### Exercise details
Report how many lines of the entries below contain the word "JSON", and nothing more.

### Records to process
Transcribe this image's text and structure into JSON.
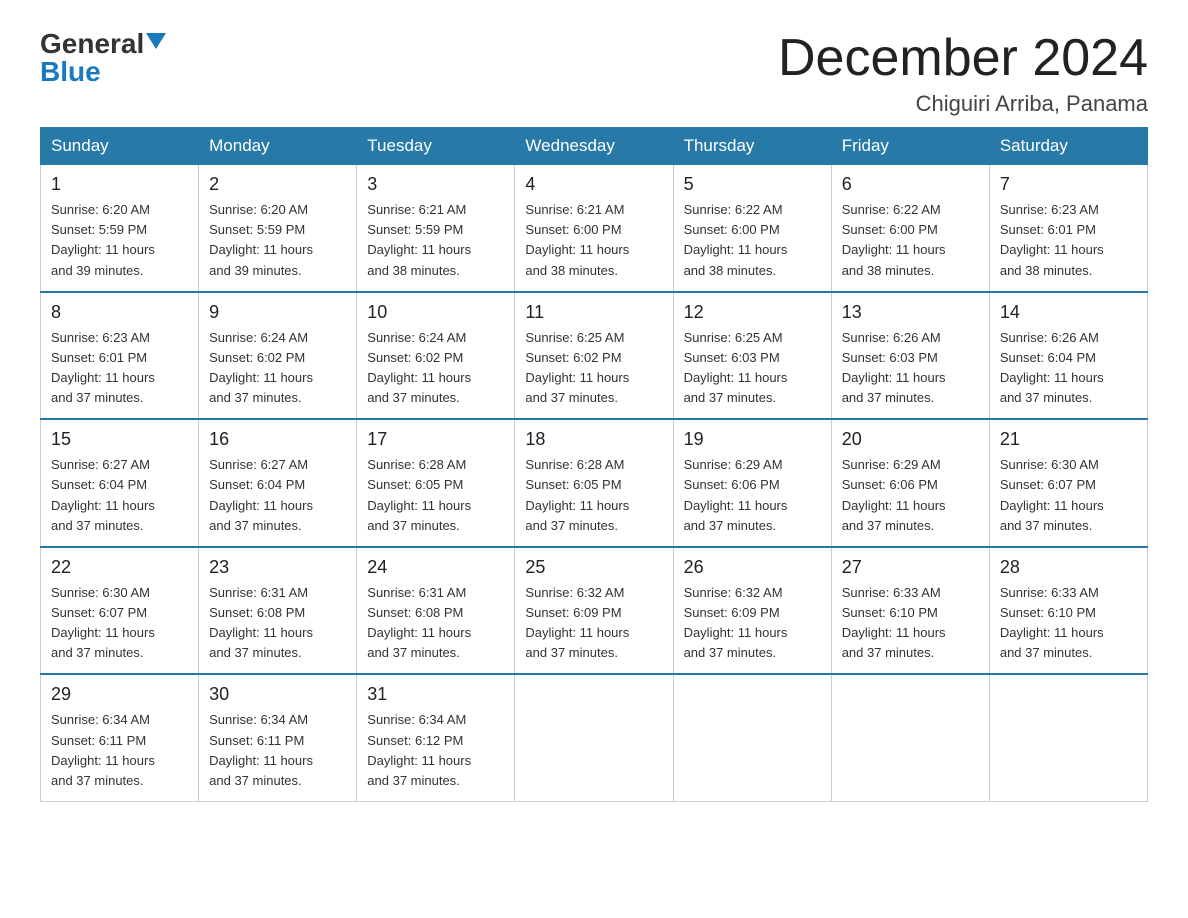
{
  "logo": {
    "general": "General",
    "blue": "Blue"
  },
  "title": "December 2024",
  "location": "Chiguiri Arriba, Panama",
  "days_of_week": [
    "Sunday",
    "Monday",
    "Tuesday",
    "Wednesday",
    "Thursday",
    "Friday",
    "Saturday"
  ],
  "weeks": [
    [
      {
        "day": "1",
        "sunrise": "6:20 AM",
        "sunset": "5:59 PM",
        "daylight": "11 hours and 39 minutes."
      },
      {
        "day": "2",
        "sunrise": "6:20 AM",
        "sunset": "5:59 PM",
        "daylight": "11 hours and 39 minutes."
      },
      {
        "day": "3",
        "sunrise": "6:21 AM",
        "sunset": "5:59 PM",
        "daylight": "11 hours and 38 minutes."
      },
      {
        "day": "4",
        "sunrise": "6:21 AM",
        "sunset": "6:00 PM",
        "daylight": "11 hours and 38 minutes."
      },
      {
        "day": "5",
        "sunrise": "6:22 AM",
        "sunset": "6:00 PM",
        "daylight": "11 hours and 38 minutes."
      },
      {
        "day": "6",
        "sunrise": "6:22 AM",
        "sunset": "6:00 PM",
        "daylight": "11 hours and 38 minutes."
      },
      {
        "day": "7",
        "sunrise": "6:23 AM",
        "sunset": "6:01 PM",
        "daylight": "11 hours and 38 minutes."
      }
    ],
    [
      {
        "day": "8",
        "sunrise": "6:23 AM",
        "sunset": "6:01 PM",
        "daylight": "11 hours and 37 minutes."
      },
      {
        "day": "9",
        "sunrise": "6:24 AM",
        "sunset": "6:02 PM",
        "daylight": "11 hours and 37 minutes."
      },
      {
        "day": "10",
        "sunrise": "6:24 AM",
        "sunset": "6:02 PM",
        "daylight": "11 hours and 37 minutes."
      },
      {
        "day": "11",
        "sunrise": "6:25 AM",
        "sunset": "6:02 PM",
        "daylight": "11 hours and 37 minutes."
      },
      {
        "day": "12",
        "sunrise": "6:25 AM",
        "sunset": "6:03 PM",
        "daylight": "11 hours and 37 minutes."
      },
      {
        "day": "13",
        "sunrise": "6:26 AM",
        "sunset": "6:03 PM",
        "daylight": "11 hours and 37 minutes."
      },
      {
        "day": "14",
        "sunrise": "6:26 AM",
        "sunset": "6:04 PM",
        "daylight": "11 hours and 37 minutes."
      }
    ],
    [
      {
        "day": "15",
        "sunrise": "6:27 AM",
        "sunset": "6:04 PM",
        "daylight": "11 hours and 37 minutes."
      },
      {
        "day": "16",
        "sunrise": "6:27 AM",
        "sunset": "6:04 PM",
        "daylight": "11 hours and 37 minutes."
      },
      {
        "day": "17",
        "sunrise": "6:28 AM",
        "sunset": "6:05 PM",
        "daylight": "11 hours and 37 minutes."
      },
      {
        "day": "18",
        "sunrise": "6:28 AM",
        "sunset": "6:05 PM",
        "daylight": "11 hours and 37 minutes."
      },
      {
        "day": "19",
        "sunrise": "6:29 AM",
        "sunset": "6:06 PM",
        "daylight": "11 hours and 37 minutes."
      },
      {
        "day": "20",
        "sunrise": "6:29 AM",
        "sunset": "6:06 PM",
        "daylight": "11 hours and 37 minutes."
      },
      {
        "day": "21",
        "sunrise": "6:30 AM",
        "sunset": "6:07 PM",
        "daylight": "11 hours and 37 minutes."
      }
    ],
    [
      {
        "day": "22",
        "sunrise": "6:30 AM",
        "sunset": "6:07 PM",
        "daylight": "11 hours and 37 minutes."
      },
      {
        "day": "23",
        "sunrise": "6:31 AM",
        "sunset": "6:08 PM",
        "daylight": "11 hours and 37 minutes."
      },
      {
        "day": "24",
        "sunrise": "6:31 AM",
        "sunset": "6:08 PM",
        "daylight": "11 hours and 37 minutes."
      },
      {
        "day": "25",
        "sunrise": "6:32 AM",
        "sunset": "6:09 PM",
        "daylight": "11 hours and 37 minutes."
      },
      {
        "day": "26",
        "sunrise": "6:32 AM",
        "sunset": "6:09 PM",
        "daylight": "11 hours and 37 minutes."
      },
      {
        "day": "27",
        "sunrise": "6:33 AM",
        "sunset": "6:10 PM",
        "daylight": "11 hours and 37 minutes."
      },
      {
        "day": "28",
        "sunrise": "6:33 AM",
        "sunset": "6:10 PM",
        "daylight": "11 hours and 37 minutes."
      }
    ],
    [
      {
        "day": "29",
        "sunrise": "6:34 AM",
        "sunset": "6:11 PM",
        "daylight": "11 hours and 37 minutes."
      },
      {
        "day": "30",
        "sunrise": "6:34 AM",
        "sunset": "6:11 PM",
        "daylight": "11 hours and 37 minutes."
      },
      {
        "day": "31",
        "sunrise": "6:34 AM",
        "sunset": "6:12 PM",
        "daylight": "11 hours and 37 minutes."
      },
      null,
      null,
      null,
      null
    ]
  ],
  "labels": {
    "sunrise_prefix": "Sunrise: ",
    "sunset_prefix": "Sunset: ",
    "daylight_prefix": "Daylight: "
  }
}
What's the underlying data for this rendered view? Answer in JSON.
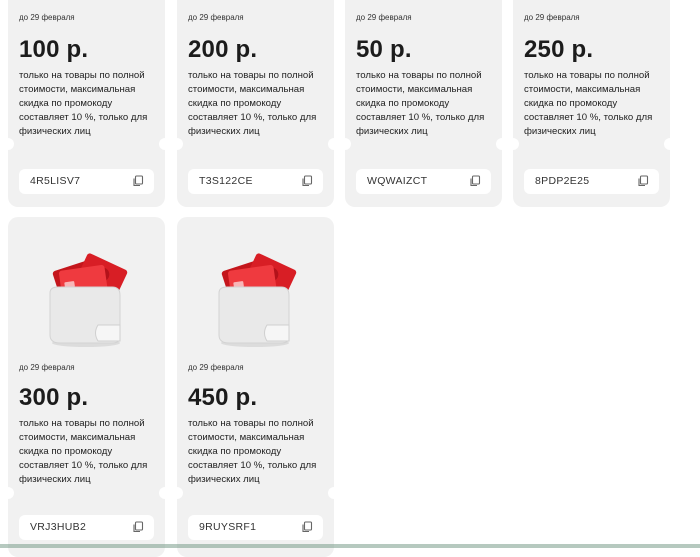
{
  "coupons": [
    {
      "date": "до 29 февраля",
      "amount": "100 р.",
      "desc": "только на товары по полной стоимости, максимальная скидка по промокоду составляет 10 %, только для физических лиц",
      "code": "4R5LISV7"
    },
    {
      "date": "до 29 февраля",
      "amount": "200 р.",
      "desc": "только на товары по полной стоимости, максимальная скидка по промокоду составляет 10 %, только для физических лиц",
      "code": "T3S122CE"
    },
    {
      "date": "до 29 февраля",
      "amount": "50 р.",
      "desc": "только на товары по полной стоимости, максимальная скидка по промокоду составляет 10 %, только для физических лиц",
      "code": "WQWAIZCT"
    },
    {
      "date": "до 29 февраля",
      "amount": "250 р.",
      "desc": "только на товары по полной стоимости, максимальная скидка по промокоду составляет 10 %, только для физических лиц",
      "code": "8PDP2E25"
    },
    {
      "date": "до 29 февраля",
      "amount": "300 р.",
      "desc": "только на товары по полной стоимости, максимальная скидка по промокоду составляет 10 %, только для физических лиц",
      "code": "VRJ3HUB2"
    },
    {
      "date": "до 29 февраля",
      "amount": "450 р.",
      "desc": "только на товары по полной стоимости, максимальная скидка по промокоду составляет 10 %, только для физических лиц",
      "code": "9RUYSRF1"
    }
  ],
  "icons": {
    "copy": "copy-icon",
    "wallet": "wallet-illustration"
  },
  "colors": {
    "card_bg": "#f1f1f1",
    "accent_red": "#e8232a"
  }
}
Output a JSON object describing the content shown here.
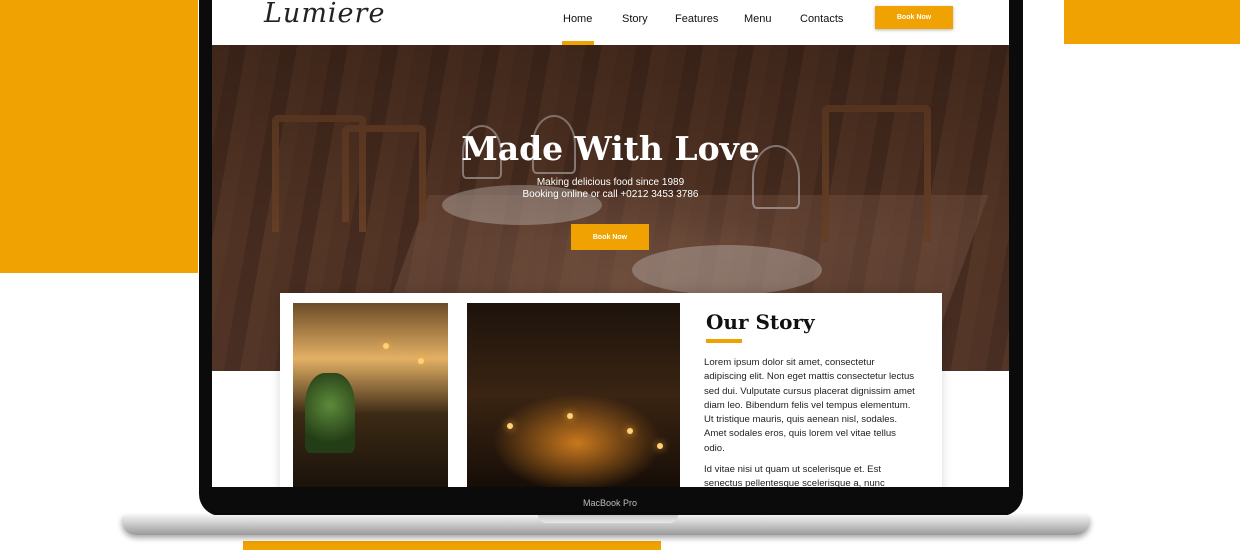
{
  "colors": {
    "accent": "#efa201",
    "dark": "#0b0b0b",
    "text": "#222222"
  },
  "nav": {
    "logo": "Lumiere",
    "links": [
      "Home",
      "Story",
      "Features",
      "Menu",
      "Contacts"
    ],
    "active": "Home",
    "cta": "Book Now"
  },
  "hero": {
    "title": "Made With Love",
    "line1": "Making delicious food since 1989",
    "line2": "Booking online or call +0212 3453 3786",
    "cta": "Book Now"
  },
  "story": {
    "title": "Our Story",
    "p1": "Lorem ipsum dolor sit amet, consectetur adipiscing elit. Non eget mattis consectetur lectus sed dui. Vulputate cursus placerat dignissim amet diam leo. Bibendum felis vel tempus elementum. Ut tristique mauris, quis aenean nisl, sodales. Amet sodales eros, quis lorem vel vitae tellus odio.",
    "p2": "Id vitae nisi ut quam ut scelerisque et. Est senectus pellentesque scelerisque a, nunc"
  },
  "device": {
    "label": "MacBook Pro"
  }
}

### Exercise result
3